[[ Material provided open ]]
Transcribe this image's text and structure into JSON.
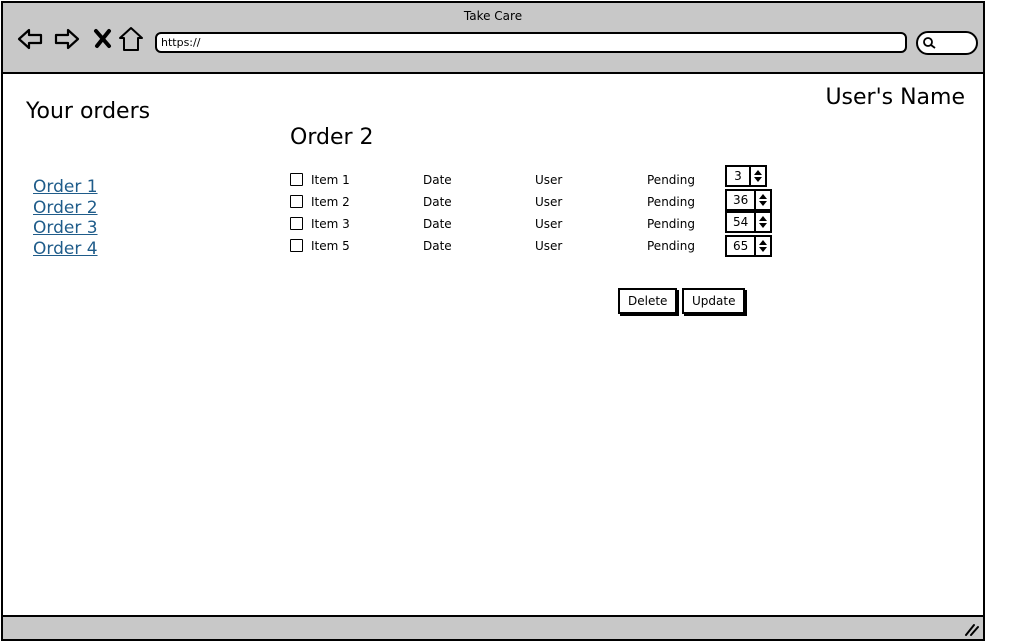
{
  "window": {
    "title": "Take Care"
  },
  "browser": {
    "url": "https://",
    "icons": [
      "back-icon",
      "forward-icon",
      "close-icon",
      "home-icon",
      "search-icon"
    ]
  },
  "header": {
    "heading": "Your orders",
    "user_name": "User's Name"
  },
  "sidebar": {
    "orders": [
      {
        "label": "Order 1"
      },
      {
        "label": "Order 2"
      },
      {
        "label": "Order 3"
      },
      {
        "label": "Order 4"
      }
    ]
  },
  "main": {
    "order_title": "Order 2",
    "rows": [
      {
        "item": "Item 1",
        "date": "Date",
        "user": "User",
        "status": "Pending",
        "quantity": "3"
      },
      {
        "item": "Item 2",
        "date": "Date",
        "user": "User",
        "status": "Pending",
        "quantity": "36"
      },
      {
        "item": "Item 3",
        "date": "Date",
        "user": "User",
        "status": "Pending",
        "quantity": "54"
      },
      {
        "item": "Item 5",
        "date": "Date",
        "user": "User",
        "status": "Pending",
        "quantity": "65"
      }
    ],
    "delete_label": "Delete",
    "update_label": "Update"
  },
  "colors": {
    "chrome": "#c8c8c8",
    "link": "#1f5c8a"
  }
}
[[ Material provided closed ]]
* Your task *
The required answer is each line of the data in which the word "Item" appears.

* Answer section *
        "item": "Item 1",
        "item": "Item 2",
        "item": "Item 3",
        "item": "Item 5",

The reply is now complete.